- **RECORDS FOR THE EXERCISE**
□ □ □ □ □ □ □

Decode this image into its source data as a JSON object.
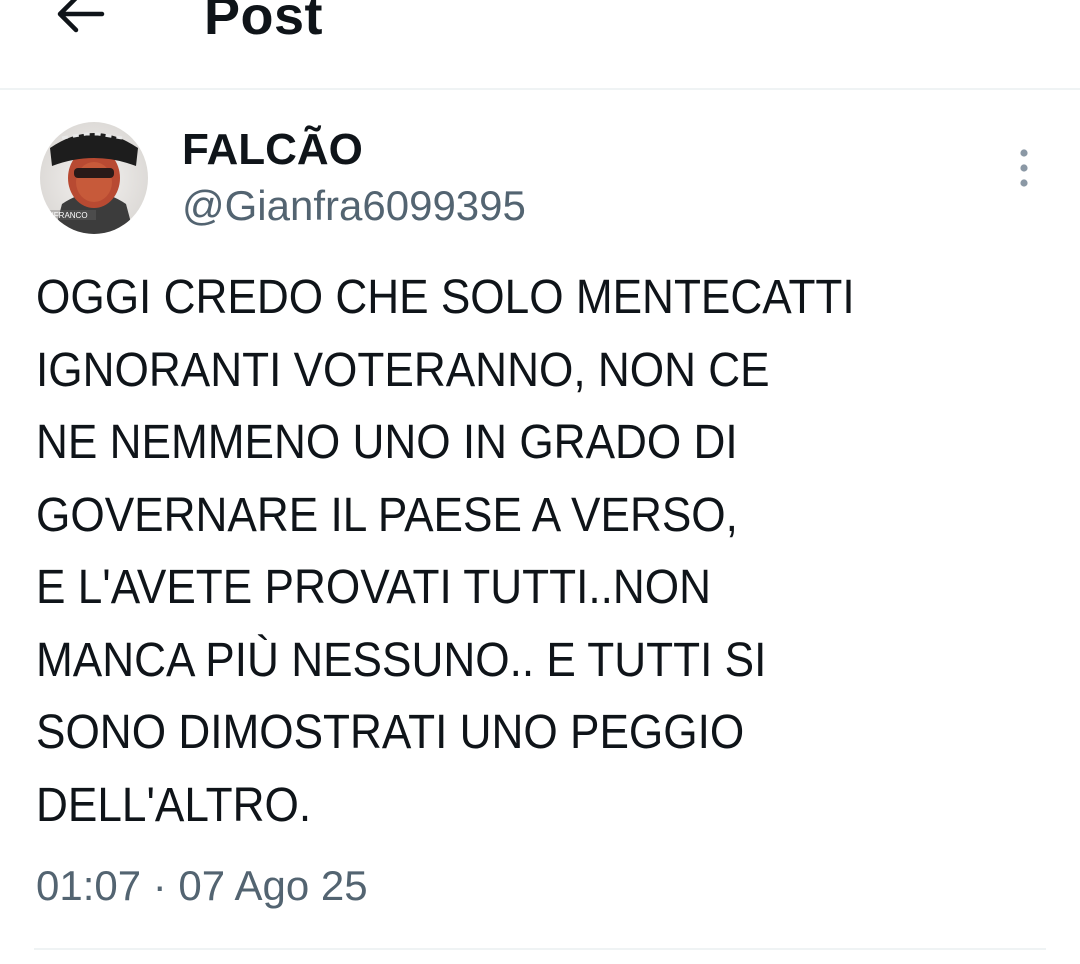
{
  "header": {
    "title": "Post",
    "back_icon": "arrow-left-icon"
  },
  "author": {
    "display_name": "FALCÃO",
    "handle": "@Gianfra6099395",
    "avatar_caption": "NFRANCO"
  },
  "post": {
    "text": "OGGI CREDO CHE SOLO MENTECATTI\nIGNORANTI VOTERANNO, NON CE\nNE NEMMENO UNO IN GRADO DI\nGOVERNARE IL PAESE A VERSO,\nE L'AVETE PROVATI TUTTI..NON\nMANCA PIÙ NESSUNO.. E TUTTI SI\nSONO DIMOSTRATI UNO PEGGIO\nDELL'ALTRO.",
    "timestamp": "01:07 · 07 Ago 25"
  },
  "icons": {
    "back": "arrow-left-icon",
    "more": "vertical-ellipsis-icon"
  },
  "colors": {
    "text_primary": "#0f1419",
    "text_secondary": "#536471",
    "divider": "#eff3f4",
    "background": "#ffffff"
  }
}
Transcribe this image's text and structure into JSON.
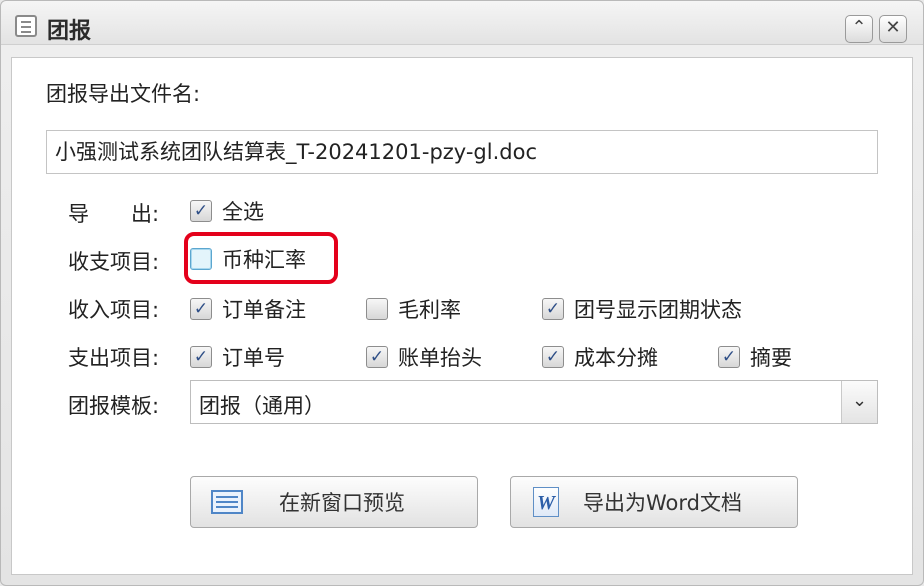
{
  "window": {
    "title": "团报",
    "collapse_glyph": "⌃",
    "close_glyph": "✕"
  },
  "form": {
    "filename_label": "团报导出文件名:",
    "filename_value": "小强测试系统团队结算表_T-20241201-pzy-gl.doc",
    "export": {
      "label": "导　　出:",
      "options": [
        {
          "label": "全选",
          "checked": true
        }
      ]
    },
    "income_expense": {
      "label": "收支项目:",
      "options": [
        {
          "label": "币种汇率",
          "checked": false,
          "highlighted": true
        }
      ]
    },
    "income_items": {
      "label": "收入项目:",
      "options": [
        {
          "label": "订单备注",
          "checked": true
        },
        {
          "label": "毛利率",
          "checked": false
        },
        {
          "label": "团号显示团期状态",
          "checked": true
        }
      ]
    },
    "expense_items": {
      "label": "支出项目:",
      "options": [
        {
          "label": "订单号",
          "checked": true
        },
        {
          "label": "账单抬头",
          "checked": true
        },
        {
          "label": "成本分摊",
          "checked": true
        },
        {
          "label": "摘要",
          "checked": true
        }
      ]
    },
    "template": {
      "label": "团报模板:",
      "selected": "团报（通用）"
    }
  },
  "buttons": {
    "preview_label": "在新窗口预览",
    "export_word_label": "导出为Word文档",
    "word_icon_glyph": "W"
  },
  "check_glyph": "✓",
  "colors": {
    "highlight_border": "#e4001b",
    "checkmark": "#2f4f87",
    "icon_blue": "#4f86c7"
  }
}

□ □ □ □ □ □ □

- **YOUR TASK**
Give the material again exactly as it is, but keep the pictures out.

- **EXERCISE SOLUTION**
Decode this image into its source data as a JSON object.
{
  "header": {
    "title": "Post",
    "back_icon": "arrow-left-icon"
  },
  "author": {
    "display_name": "FALCÃO",
    "handle": "@Gianfra6099395",
    "avatar_caption": "NFRANCO"
  },
  "post": {
    "text": "OGGI CREDO CHE SOLO MENTECATTI\nIGNORANTI VOTERANNO, NON CE\nNE NEMMENO UNO IN GRADO DI\nGOVERNARE IL PAESE A VERSO,\nE L'AVETE PROVATI TUTTI..NON\nMANCA PIÙ NESSUNO.. E TUTTI SI\nSONO DIMOSTRATI UNO PEGGIO\nDELL'ALTRO.",
    "timestamp": "01:07 · 07 Ago 25"
  },
  "icons": {
    "back": "arrow-left-icon",
    "more": "vertical-ellipsis-icon"
  },
  "colors": {
    "text_primary": "#0f1419",
    "text_secondary": "#536471",
    "divider": "#eff3f4",
    "background": "#ffffff"
  }
}
Transcribe this image's text and structure into JSON.
{
  "window": {
    "title": "团报",
    "collapse_glyph": "⌃",
    "close_glyph": "✕"
  },
  "form": {
    "filename_label": "团报导出文件名:",
    "filename_value": "小强测试系统团队结算表_T-20241201-pzy-gl.doc",
    "export": {
      "label": "导　　出:",
      "options": [
        {
          "label": "全选",
          "checked": true
        }
      ]
    },
    "income_expense": {
      "label": "收支项目:",
      "options": [
        {
          "label": "币种汇率",
          "checked": false,
          "highlighted": true
        }
      ]
    },
    "income_items": {
      "label": "收入项目:",
      "options": [
        {
          "label": "订单备注",
          "checked": true
        },
        {
          "label": "毛利率",
          "checked": false
        },
        {
          "label": "团号显示团期状态",
          "checked": true
        }
      ]
    },
    "expense_items": {
      "label": "支出项目:",
      "options": [
        {
          "label": "订单号",
          "checked": true
        },
        {
          "label": "账单抬头",
          "checked": true
        },
        {
          "label": "成本分摊",
          "checked": true
        },
        {
          "label": "摘要",
          "checked": true
        }
      ]
    },
    "template": {
      "label": "团报模板:",
      "selected": "团报（通用）"
    }
  },
  "buttons": {
    "preview_label": "在新窗口预览",
    "export_word_label": "导出为Word文档",
    "word_icon_glyph": "W"
  },
  "check_glyph": "✓",
  "colors": {
    "highlight_border": "#e4001b",
    "checkmark": "#2f4f87",
    "icon_blue": "#4f86c7"
  }
}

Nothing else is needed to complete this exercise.